There is less room for buttons on the rear of the Pentax K1 due to the larger monitor screen. Advanced photographers generally prefer physical controls they can use while still composing photos. The first impression is the controls I use most are on the rear panel and easily operated by my right hand thumb. My pet hate on the Pentax K5 is hitting the Live View button accidentally. On the K1 it is on the left top of the rear panel, well away from any accidental operation. It is still convenient to use when the camera is on a tripod, which is when Live View is an advantage
The next difference is the change in the diopter adjustment for the optical viewfinder. On the K1 there is now a wheel adjuster instead of the slider adjustment on the K5, that sometimes seems to move by itself, or maybe it move while handling the camera.
The Pentax K1 uses the same battery as the K5 so it is possible to swap batteries between the two cameras. Unlike my Pentax K10D that requires a different charger and battery. I used the battery from the K5 to get started while the new battery was charging.
The first time the camera is turned on there are a number of basic settings that need attention before taking any photographs.
Changing the date format is slightly unusual. In Australia we use the English format of dd/mm/yyyy rather than the the default value U.S format.
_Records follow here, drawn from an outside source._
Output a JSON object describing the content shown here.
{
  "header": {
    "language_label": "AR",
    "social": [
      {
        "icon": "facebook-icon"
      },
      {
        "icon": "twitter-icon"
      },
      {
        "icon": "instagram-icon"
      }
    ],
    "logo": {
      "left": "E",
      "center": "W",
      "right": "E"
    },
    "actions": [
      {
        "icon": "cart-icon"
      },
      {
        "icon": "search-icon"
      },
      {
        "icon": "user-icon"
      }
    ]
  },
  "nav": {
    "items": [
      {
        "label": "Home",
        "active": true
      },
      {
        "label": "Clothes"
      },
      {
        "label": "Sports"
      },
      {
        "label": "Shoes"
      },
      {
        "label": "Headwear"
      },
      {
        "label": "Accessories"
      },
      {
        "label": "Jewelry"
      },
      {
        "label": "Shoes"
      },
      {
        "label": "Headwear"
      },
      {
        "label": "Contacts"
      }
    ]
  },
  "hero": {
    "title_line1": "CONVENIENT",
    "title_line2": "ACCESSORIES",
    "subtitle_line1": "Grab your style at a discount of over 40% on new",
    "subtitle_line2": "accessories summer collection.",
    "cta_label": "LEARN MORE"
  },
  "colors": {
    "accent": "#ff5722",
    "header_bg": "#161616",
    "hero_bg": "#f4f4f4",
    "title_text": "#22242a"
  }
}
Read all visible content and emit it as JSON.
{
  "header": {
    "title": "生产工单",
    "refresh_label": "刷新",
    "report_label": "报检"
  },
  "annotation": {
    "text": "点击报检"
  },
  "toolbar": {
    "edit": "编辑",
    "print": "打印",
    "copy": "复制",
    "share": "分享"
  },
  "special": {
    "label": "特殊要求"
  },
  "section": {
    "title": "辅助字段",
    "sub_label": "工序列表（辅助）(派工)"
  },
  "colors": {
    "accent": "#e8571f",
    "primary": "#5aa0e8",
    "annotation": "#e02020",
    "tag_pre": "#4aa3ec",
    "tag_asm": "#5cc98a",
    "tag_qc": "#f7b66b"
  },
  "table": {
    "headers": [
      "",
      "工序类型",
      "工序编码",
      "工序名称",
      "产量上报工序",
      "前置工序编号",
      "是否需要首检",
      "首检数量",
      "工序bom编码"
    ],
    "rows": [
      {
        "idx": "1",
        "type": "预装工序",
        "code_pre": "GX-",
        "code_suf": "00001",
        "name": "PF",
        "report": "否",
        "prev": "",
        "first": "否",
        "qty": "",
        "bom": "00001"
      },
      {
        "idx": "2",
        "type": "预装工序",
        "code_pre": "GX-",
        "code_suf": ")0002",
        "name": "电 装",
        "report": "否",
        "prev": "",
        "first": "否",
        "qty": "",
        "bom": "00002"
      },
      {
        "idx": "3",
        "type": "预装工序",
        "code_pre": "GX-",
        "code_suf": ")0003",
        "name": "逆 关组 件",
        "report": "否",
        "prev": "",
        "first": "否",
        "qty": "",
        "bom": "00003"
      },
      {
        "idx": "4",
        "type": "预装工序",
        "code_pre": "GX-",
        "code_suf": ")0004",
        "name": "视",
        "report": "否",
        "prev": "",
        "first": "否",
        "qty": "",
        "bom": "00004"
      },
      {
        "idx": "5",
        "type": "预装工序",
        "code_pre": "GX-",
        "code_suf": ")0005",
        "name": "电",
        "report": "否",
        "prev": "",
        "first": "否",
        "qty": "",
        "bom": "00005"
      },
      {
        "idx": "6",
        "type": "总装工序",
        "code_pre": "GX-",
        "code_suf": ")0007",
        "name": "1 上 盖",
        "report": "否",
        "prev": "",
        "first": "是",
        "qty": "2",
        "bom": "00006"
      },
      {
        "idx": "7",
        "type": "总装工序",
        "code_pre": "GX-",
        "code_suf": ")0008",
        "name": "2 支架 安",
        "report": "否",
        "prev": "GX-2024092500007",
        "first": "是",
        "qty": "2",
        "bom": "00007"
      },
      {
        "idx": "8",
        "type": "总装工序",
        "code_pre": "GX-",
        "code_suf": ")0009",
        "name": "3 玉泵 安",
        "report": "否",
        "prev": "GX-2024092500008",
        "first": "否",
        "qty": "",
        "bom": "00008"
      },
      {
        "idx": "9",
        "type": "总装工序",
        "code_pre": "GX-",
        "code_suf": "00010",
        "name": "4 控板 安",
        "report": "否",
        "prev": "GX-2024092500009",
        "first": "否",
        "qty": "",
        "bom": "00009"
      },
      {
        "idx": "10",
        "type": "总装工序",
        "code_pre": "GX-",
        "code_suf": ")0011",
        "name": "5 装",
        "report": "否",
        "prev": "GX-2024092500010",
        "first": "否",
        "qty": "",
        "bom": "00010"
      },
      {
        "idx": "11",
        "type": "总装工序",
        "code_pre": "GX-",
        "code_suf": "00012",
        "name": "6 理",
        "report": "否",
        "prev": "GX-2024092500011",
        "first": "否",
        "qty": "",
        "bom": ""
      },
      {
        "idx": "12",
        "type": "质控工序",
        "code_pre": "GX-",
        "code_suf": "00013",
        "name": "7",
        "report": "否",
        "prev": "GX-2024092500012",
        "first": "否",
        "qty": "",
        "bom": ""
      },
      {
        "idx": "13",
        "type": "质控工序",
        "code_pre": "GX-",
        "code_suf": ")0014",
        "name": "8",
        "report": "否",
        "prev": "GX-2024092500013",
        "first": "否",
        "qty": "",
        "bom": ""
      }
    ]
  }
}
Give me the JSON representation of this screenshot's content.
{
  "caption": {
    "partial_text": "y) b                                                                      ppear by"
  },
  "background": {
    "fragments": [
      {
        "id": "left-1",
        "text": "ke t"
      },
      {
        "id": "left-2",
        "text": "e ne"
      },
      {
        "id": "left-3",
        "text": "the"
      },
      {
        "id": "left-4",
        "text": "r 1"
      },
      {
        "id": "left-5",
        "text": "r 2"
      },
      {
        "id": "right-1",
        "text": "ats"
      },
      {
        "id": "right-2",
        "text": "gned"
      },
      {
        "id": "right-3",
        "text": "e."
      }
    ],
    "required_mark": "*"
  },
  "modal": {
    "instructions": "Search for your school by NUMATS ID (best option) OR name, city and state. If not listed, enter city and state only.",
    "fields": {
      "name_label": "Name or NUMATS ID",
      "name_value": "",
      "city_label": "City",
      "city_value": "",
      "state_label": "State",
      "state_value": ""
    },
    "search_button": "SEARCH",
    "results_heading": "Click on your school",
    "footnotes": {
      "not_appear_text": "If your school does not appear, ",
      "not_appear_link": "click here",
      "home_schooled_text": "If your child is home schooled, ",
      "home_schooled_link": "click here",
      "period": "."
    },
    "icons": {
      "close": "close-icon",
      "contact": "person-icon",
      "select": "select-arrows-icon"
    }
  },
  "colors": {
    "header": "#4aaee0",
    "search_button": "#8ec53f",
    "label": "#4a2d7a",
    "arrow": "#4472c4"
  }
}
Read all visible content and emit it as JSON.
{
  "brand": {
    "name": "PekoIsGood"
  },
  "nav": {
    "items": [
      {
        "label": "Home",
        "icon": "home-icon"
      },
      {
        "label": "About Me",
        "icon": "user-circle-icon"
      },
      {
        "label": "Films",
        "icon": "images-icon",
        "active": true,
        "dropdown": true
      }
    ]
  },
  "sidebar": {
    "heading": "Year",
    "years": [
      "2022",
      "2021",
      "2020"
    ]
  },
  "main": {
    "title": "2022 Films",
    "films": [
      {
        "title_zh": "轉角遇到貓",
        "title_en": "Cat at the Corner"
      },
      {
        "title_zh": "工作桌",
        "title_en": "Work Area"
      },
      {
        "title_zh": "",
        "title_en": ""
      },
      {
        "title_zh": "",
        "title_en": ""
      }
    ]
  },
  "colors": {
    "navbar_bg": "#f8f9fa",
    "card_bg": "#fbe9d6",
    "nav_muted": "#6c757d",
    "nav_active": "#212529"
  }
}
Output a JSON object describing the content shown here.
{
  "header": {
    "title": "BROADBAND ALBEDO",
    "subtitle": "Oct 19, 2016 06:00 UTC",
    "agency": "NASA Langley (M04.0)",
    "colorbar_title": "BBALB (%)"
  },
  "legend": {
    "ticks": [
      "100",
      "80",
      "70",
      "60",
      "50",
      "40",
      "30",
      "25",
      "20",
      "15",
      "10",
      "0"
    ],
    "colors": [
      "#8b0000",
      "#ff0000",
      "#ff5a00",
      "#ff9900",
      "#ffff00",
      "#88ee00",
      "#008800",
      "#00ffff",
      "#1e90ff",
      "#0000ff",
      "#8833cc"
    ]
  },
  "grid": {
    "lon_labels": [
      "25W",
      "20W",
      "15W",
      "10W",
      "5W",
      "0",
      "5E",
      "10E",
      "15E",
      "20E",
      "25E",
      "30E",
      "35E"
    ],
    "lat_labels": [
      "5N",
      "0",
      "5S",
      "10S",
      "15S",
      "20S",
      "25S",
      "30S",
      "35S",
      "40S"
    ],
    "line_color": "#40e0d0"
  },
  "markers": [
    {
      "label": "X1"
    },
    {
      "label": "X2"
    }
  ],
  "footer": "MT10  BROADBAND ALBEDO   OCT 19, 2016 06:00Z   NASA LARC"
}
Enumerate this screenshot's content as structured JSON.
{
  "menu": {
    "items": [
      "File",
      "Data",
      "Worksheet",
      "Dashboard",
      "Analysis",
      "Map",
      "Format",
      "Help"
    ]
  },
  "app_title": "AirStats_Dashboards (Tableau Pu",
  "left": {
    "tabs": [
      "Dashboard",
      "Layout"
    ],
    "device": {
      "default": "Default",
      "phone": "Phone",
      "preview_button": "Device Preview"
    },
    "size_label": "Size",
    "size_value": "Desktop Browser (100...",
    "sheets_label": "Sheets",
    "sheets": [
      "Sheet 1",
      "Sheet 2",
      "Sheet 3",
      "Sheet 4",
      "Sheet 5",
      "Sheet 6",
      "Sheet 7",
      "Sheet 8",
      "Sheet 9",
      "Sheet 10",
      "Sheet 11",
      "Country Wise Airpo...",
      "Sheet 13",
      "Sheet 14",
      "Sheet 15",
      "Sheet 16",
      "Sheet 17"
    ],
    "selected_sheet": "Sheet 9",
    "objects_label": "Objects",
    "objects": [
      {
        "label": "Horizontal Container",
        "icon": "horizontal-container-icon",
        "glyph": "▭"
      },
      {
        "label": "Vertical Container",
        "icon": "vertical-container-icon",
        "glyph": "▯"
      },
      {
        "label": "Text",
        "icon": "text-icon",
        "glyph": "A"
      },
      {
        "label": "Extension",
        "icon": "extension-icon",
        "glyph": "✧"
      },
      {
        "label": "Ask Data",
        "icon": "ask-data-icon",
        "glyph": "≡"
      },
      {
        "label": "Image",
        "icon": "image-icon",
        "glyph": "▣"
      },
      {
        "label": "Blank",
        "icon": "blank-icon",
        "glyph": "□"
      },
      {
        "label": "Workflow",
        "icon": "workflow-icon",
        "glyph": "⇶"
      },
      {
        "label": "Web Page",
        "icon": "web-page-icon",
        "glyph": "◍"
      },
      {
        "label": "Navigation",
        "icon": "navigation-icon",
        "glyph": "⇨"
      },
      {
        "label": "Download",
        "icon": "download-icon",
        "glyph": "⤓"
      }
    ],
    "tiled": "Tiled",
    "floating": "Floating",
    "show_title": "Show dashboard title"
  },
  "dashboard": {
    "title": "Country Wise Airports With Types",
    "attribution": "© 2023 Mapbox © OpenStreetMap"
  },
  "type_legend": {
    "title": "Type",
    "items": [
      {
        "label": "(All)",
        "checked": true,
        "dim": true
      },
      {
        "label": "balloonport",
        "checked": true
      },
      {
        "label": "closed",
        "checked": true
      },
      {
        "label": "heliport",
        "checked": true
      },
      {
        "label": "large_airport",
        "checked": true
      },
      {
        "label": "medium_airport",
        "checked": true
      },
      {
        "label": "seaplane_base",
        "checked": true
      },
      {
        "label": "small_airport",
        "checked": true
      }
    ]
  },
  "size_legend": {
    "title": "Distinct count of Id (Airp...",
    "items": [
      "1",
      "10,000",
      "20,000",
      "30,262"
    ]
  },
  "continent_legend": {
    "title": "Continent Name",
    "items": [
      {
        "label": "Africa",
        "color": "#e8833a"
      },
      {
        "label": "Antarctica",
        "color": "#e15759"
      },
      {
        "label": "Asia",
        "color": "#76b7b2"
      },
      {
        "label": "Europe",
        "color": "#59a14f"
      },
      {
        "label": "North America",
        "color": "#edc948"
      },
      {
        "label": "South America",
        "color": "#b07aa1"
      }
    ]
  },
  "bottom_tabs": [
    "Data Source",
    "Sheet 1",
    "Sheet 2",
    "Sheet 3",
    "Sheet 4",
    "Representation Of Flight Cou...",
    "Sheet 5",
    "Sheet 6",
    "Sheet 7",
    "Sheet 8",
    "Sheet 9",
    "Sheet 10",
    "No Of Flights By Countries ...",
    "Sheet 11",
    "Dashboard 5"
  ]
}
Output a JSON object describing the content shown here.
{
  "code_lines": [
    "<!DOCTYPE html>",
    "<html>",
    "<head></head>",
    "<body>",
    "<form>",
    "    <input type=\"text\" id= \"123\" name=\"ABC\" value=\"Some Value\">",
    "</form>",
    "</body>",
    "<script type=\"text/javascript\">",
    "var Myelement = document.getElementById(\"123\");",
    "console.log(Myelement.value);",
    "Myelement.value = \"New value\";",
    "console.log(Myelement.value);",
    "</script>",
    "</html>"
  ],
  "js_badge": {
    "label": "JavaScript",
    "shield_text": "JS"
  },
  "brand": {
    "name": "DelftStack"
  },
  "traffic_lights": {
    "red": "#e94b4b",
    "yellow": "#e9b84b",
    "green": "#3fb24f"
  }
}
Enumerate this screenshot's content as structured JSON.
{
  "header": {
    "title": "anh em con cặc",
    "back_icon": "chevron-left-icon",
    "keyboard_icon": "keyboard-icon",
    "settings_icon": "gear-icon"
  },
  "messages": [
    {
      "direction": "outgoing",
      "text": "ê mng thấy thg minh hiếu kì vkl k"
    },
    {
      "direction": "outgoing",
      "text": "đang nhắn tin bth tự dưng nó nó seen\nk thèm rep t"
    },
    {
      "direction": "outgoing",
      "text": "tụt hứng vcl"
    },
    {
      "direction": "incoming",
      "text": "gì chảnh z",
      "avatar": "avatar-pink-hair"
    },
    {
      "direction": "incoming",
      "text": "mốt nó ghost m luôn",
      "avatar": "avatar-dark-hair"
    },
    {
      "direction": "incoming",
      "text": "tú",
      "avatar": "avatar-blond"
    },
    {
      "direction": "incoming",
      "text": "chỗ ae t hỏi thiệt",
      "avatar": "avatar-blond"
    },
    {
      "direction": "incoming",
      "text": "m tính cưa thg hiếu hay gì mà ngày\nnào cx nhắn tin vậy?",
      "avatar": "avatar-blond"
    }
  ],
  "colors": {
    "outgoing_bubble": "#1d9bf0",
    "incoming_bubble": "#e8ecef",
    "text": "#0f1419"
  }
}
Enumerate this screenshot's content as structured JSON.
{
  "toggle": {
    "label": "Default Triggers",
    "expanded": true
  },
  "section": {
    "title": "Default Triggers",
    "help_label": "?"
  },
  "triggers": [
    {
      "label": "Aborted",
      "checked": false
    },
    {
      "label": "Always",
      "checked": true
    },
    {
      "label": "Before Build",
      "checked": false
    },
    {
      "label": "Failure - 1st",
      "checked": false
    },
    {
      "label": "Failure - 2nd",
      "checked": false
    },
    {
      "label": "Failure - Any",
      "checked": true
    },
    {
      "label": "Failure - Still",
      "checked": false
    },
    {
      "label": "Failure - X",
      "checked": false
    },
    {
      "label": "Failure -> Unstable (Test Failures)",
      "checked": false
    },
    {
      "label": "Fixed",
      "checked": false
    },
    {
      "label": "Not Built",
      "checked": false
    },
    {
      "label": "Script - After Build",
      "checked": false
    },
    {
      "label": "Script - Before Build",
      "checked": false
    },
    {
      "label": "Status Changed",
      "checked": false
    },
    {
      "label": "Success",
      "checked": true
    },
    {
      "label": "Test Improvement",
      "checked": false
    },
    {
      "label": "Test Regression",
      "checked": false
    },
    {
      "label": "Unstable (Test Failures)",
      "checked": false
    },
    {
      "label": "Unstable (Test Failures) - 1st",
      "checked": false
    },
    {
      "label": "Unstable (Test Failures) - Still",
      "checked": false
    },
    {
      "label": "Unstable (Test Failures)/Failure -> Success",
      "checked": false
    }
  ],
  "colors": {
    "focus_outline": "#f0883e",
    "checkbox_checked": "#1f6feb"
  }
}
Instead of presenting a number of complete date format options the Pentax engineers went their own way, typically Pentax. Changing one individual item changes whole date format, ie change month to day and the day field changes to month automatically.
Setting the time zone means selecting a city. The range seems limited, but choose the one representative of the desired time zone. It does require scrolling through every city until the appropriate city is selected, a slightly cumbersome process.
It was a grey overcast afternoon when I headed into the garden looking for a subject for the first photograph with the Pentax K1. Because of the cloudy conditions I checked the White Balance in Adobe Lightroom and found fewer options than normal. This is an indication it was a jpeg file, not my normal DNG file format. The menu system in the K1 is similar to the K5 so I was easily able to set the capture mode to raw DNG and Adobe RGB, as I use Adobe applications for processing.
After starting with a full frame lens I tried a lens designed for APS-C cameras. The first thing I noticed was the viewfinder display changed. In crop mode there is a large rectangle showing the area captured in crop mode. Looking outside the crop rectangle and there were dark areas around the edges of the full frame image. This is easily cropped out in Lightroom. Do you get more useable image area this way? Is it the same for every APS -C lens? Just another aspect of the Pentax K1 for investigation.
Finally I dowloaded the latest firmware from Pentax for the K1 and performed the update. This is normal for modern electronic devices. With some of the basics sorted the K1 is ready for the next step of exploring the metering and focus systems.